In the course of his analysis, he offers 12 points of reference that are essential for the production of quality goods and services in France – and in Europe – in conditions that ensure value creation for all stakeholders. These are 12 starting points for the thinking that will be done within the framework of the ETIC study (Entreprises et territoires au défi de l’innovation et de la compétitivité) currently being launched by the Futuribles International Association with André-Yves Portnoff and Hugues de Jouvenel (Director General of the Futuribles Group) as its scientific directors. The study will, of course, go much further in analyzing and proposing precise strategic approaches and will also look more closely at local and regional dynamics and the role played in them by the local economic fabric.
The growing refinement of information technology and its spread throughout modern societies has accustomed individuals, wherever they may be, to being constantly in contact with their fellows and also connected to their various private electronic devices (telephone, smartphone, Internet etc.). Such “omnipresence” could not but have effects on the world of work. As André-Yves Portnoff shows here, drawing on various recent studies on workers’ aspirations for teleworking and the impact of technology on the relationship with their companies, employees are less and less keen to forego that same omnipresence of intervention in the occupational sphere.
Awareness of the possibilities opened up by technology lends a new meaning to partial teleworking, which becomes a way to manage private and working time more flexibly. Most importantly, this could be of benefit to everyone since several studies confirm that when this flexibility, which is desired by a majority of workers, is achieved, appreciable productivity gains and savings for companies ensue, alongside positive effects for the environment. However, to have people working partially away from their desks implies a less Taylorist management of the workforce and a strategy of exploiting mobility that represent radical cultural change for many organizations, particularly in France.
In a book published in late 2010, Bertrand Collomb and Michel Drancourt set out a “defence of business” (Plaidoyer pour l’entreprise. Paris: François Bourin, 2010). The authors share a passion for business, the first as a director for almost 20 years of the Lafarge Group (a leading player in the building materials sector), the second through a great many activities, including the writing of various books on that peculiar entity that is the business enterprise. In this Defence of Business, they describe the new challenges facing enterprise and enterprises in these early years of the 21st century. They go on to outline the fundamental aspects of the business enterprise – the basis of its substance and the way it functions today – and, lastly, propose a number of choices that have to be made if it is to be part of a prosperous future.
Bernard de Montmorillon, a professor specializing in organization theory and strategic decision-making, has read this work for Futuribles and lays out in this review the key elements and major lessons to be drawn from it.

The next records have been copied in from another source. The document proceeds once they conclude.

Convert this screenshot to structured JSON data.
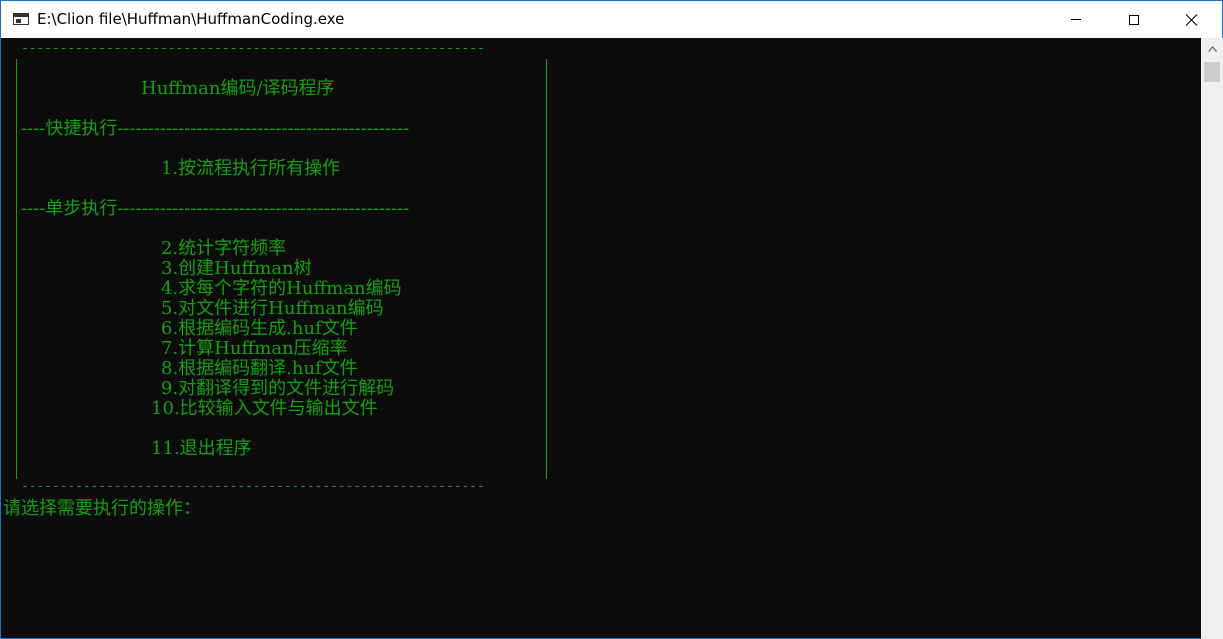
{
  "window": {
    "title": "E:\\Clion file\\Huffman\\HuffmanCoding.exe"
  },
  "menu": {
    "top_rule": "------------------------------------------------------------",
    "title": "Huffman编码/译码程序",
    "section_quick": "----快捷执行------------------------------------------------",
    "item_1": "1.按流程执行所有操作",
    "section_step": "----单步执行------------------------------------------------",
    "items": [
      "2.统计字符频率",
      "3.创建Huffman树",
      "4.求每个字符的Huffman编码",
      "5.对文件进行Huffman编码",
      "6.根据编码生成.huf文件",
      "7.计算Huffman压缩率",
      "8.根据编码翻译.huf文件",
      "9.对翻译得到的文件进行解码",
      "10.比较输入文件与输出文件"
    ],
    "item_exit": "11.退出程序",
    "bottom_rule": "------------------------------------------------------------"
  },
  "prompt": "请选择需要执行的操作：",
  "colors": {
    "console_bg": "#0c0c0c",
    "console_text": "#13a10e",
    "titlebar_bg": "#ffffff",
    "window_border": "#1a73c9"
  },
  "icons": {
    "app": "console-window-icon",
    "minimize": "minimize-icon",
    "maximize": "maximize-icon",
    "close": "close-icon",
    "scroll_up": "scroll-up-arrow-icon"
  }
}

Ce chapitre est extrait du Rapport Vigie 2016 de Futuribles International, qui propose un panorama structuré des connaissances et des incertitudes des experts que l'association a mobilisés pour explorer les évolutions des 15 à 35 prochaines années sur 11 thématiques.